“The ultimate end result is that babies with disabilities will die. The implementation of such guidelines would create a society in Northern Ireland where we openly discriminate against individuals with disabilities; we decide that some unborn babies are not worthy of life based on their abilities or disabilities. That is profoundly unjust and would be a terrible human tragedy for our society.”
Ms Smyth sharply criticised the guidelines for the “total absence” of provision of perinatal care for women who choose to continue with a pregnancy in difficult circumstances.
“I don’t see anything within the guidelines that speaks of help and support for women who want to continue with their pregnancy in the form of perinatal hospice care. From my direct experience in working with women and families who have received a poor diagnosis for their unborn child, it is clear that abortion, the deliberate and violent killing of an unborn baby I the womb, is neither a practical nor compassionate solution.”
Ms Smyth also pointed out that the guidance offers virtually no reassurance to medical professionals that they will have the right to conscientiously object to being involved in abortions.
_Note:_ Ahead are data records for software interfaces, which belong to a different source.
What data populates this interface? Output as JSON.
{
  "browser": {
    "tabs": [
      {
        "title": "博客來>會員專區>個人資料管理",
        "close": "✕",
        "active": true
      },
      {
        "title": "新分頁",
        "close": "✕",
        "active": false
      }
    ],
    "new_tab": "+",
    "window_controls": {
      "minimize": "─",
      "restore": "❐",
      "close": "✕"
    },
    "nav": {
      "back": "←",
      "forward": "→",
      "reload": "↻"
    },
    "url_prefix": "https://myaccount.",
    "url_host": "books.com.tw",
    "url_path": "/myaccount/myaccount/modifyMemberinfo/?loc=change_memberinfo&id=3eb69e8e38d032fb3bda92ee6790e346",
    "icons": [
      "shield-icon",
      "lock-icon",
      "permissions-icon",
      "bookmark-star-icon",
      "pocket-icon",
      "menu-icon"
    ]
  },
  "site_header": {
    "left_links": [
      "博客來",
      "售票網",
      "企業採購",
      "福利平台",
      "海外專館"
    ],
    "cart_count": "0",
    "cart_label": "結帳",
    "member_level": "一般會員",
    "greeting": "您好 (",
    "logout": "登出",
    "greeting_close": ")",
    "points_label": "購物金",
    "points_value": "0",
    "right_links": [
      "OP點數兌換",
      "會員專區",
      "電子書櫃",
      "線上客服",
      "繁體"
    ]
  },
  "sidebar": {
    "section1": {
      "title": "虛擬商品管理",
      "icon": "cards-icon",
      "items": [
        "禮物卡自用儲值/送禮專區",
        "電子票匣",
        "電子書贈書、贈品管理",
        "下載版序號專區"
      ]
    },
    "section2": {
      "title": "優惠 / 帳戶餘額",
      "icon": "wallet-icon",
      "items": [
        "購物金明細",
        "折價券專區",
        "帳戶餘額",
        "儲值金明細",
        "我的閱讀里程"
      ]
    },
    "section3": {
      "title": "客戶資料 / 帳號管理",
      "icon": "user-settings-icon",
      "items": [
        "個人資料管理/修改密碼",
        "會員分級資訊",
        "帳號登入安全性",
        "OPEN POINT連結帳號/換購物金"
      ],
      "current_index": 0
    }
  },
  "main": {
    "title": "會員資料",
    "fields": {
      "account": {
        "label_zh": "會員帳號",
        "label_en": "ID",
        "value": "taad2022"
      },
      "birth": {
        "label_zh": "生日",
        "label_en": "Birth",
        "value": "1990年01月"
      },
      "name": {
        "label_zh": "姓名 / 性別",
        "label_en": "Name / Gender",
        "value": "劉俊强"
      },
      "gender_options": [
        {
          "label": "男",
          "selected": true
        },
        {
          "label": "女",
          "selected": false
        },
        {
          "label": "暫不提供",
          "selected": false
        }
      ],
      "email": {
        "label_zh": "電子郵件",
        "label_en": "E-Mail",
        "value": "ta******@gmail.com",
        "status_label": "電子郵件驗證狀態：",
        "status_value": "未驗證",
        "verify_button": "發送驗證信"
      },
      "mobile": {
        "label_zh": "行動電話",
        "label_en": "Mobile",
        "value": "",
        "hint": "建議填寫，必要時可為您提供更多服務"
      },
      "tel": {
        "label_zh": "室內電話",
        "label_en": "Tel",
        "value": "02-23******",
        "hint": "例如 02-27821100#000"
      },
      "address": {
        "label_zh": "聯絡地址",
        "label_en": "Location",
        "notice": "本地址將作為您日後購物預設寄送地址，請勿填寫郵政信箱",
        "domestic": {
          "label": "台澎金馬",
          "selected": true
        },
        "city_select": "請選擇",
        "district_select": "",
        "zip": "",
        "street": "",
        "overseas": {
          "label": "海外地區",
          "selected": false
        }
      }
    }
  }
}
She stated, “These guidelines not only discriminate against the unborn baby in the womb, but they also discriminate against doctors, nurses, midwives and other professionals who should not be forced to participate in abortion against their will.”
“Every elected representative in Northern Ireland should read this document because this is it, this is what is coming in. I don’t think it is likely but we are still hopeful that the Stormont Assembly will reconvene to stop this,” Bernadette Smyth concluded.
Precious Life are continuing their ‘Fight-Back’ public awareness campaign across Northern Ireland in a major effort to save Northern Ireland’s pro-life laws.